▸ **WHAT TO WORK ON**:
Write the entries out in full, matching them exactly.

[RECORDS Boundary: Start]

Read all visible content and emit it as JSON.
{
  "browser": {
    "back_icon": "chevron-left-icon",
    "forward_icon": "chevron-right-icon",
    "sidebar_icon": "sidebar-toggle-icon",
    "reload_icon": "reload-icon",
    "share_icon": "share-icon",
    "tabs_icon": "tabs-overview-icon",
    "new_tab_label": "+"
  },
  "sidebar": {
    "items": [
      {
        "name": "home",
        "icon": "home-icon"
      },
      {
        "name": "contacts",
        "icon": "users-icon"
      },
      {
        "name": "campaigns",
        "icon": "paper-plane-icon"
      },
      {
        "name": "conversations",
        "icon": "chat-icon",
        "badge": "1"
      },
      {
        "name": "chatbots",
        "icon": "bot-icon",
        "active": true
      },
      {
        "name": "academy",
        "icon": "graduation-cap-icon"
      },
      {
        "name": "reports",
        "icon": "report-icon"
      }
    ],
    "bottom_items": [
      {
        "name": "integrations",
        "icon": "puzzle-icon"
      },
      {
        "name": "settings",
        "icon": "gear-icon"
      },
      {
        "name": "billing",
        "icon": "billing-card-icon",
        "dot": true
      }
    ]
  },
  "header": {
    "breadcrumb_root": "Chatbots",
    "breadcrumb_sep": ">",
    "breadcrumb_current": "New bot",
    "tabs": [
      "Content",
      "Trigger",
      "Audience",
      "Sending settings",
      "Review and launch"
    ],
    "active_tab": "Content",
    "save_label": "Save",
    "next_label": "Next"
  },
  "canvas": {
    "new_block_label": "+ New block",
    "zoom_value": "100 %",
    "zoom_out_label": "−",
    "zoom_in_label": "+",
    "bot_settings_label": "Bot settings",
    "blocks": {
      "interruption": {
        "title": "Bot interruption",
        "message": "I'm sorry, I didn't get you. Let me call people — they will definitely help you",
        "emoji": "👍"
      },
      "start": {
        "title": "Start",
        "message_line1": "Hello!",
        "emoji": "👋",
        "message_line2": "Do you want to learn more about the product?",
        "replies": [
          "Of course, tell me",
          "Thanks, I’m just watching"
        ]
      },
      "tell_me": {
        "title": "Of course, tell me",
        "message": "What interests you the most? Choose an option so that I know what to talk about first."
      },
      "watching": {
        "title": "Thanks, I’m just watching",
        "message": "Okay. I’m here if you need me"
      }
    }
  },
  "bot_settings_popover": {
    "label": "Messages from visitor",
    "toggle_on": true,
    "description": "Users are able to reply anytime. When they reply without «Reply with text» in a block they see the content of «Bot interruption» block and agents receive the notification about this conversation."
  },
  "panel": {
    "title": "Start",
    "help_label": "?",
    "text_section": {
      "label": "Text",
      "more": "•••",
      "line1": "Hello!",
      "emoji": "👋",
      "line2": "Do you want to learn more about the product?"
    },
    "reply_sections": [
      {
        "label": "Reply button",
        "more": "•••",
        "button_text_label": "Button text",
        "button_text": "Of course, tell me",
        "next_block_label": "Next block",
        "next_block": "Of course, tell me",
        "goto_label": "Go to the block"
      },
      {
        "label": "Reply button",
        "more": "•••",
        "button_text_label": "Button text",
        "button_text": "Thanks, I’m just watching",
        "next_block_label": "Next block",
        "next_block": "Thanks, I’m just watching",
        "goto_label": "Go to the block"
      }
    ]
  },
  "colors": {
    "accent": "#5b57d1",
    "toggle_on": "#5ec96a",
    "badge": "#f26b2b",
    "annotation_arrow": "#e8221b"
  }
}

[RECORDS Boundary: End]

▸ **SOLUTION TO THE PROBLEM**:
Read all visible content and emit it as JSON.
{
  "browser": {
    "back_icon": "chevron-left-icon",
    "forward_icon": "chevron-right-icon",
    "sidebar_icon": "sidebar-toggle-icon",
    "reload_icon": "reload-icon",
    "share_icon": "share-icon",
    "tabs_icon": "tabs-overview-icon",
    "new_tab_label": "+"
  },
  "sidebar": {
    "items": [
      {
        "name": "home",
        "icon": "home-icon"
      },
      {
        "name": "contacts",
        "icon": "users-icon"
      },
      {
        "name": "campaigns",
        "icon": "paper-plane-icon"
      },
      {
        "name": "conversations",
        "icon": "chat-icon",
        "badge": "1"
      },
      {
        "name": "chatbots",
        "icon": "bot-icon",
        "active": true
      },
      {
        "name": "academy",
        "icon": "graduation-cap-icon"
      },
      {
        "name": "reports",
        "icon": "report-icon"
      }
    ],
    "bottom_items": [
      {
        "name": "integrations",
        "icon": "puzzle-icon"
      },
      {
        "name": "settings",
        "icon": "gear-icon"
      },
      {
        "name": "billing",
        "icon": "billing-card-icon",
        "dot": true
      }
    ]
  },
  "header": {
    "breadcrumb_root": "Chatbots",
    "breadcrumb_sep": ">",
    "breadcrumb_current": "New bot",
    "tabs": [
      "Content",
      "Trigger",
      "Audience",
      "Sending settings",
      "Review and launch"
    ],
    "active_tab": "Content",
    "save_label": "Save",
    "next_label": "Next"
  },
  "canvas": {
    "new_block_label": "+ New block",
    "zoom_value": "100 %",
    "zoom_out_label": "−",
    "zoom_in_label": "+",
    "bot_settings_label": "Bot settings",
    "blocks": {
      "interruption": {
        "title": "Bot interruption",
        "message": "I'm sorry, I didn't get you. Let me call people — they will definitely help you",
        "emoji": "👍"
      },
      "start": {
        "title": "Start",
        "message_line1": "Hello!",
        "emoji": "👋",
        "message_line2": "Do you want to learn more about the product?",
        "replies": [
          "Of course, tell me",
          "Thanks, I’m just watching"
        ]
      },
      "tell_me": {
        "title": "Of course, tell me",
        "message": "What interests you the most? Choose an option so that I know what to talk about first."
      },
      "watching": {
        "title": "Thanks, I’m just watching",
        "message": "Okay. I’m here if you need me"
      }
    }
  },
  "bot_settings_popover": {
    "label": "Messages from visitor",
    "toggle_on": true,
    "description": "Users are able to reply anytime. When they reply without «Reply with text» in a block they see the content of «Bot interruption» block and agents receive the notification about this conversation."
  },
  "panel": {
    "title": "Start",
    "help_label": "?",
    "text_section": {
      "label": "Text",
      "more": "•••",
      "line1": "Hello!",
      "emoji": "👋",
      "line2": "Do you want to learn more about the product?"
    },
    "reply_sections": [
      {
        "label": "Reply button",
        "more": "•••",
        "button_text_label": "Button text",
        "button_text": "Of course, tell me",
        "next_block_label": "Next block",
        "next_block": "Of course, tell me",
        "goto_label": "Go to the block"
      },
      {
        "label": "Reply button",
        "more": "•••",
        "button_text_label": "Button text",
        "button_text": "Thanks, I’m just watching",
        "next_block_label": "Next block",
        "next_block": "Thanks, I’m just watching",
        "goto_label": "Go to the block"
      }
    ]
  },
  "colors": {
    "accent": "#5b57d1",
    "toggle_on": "#5ec96a",
    "badge": "#f26b2b",
    "annotation_arrow": "#e8221b"
  }
}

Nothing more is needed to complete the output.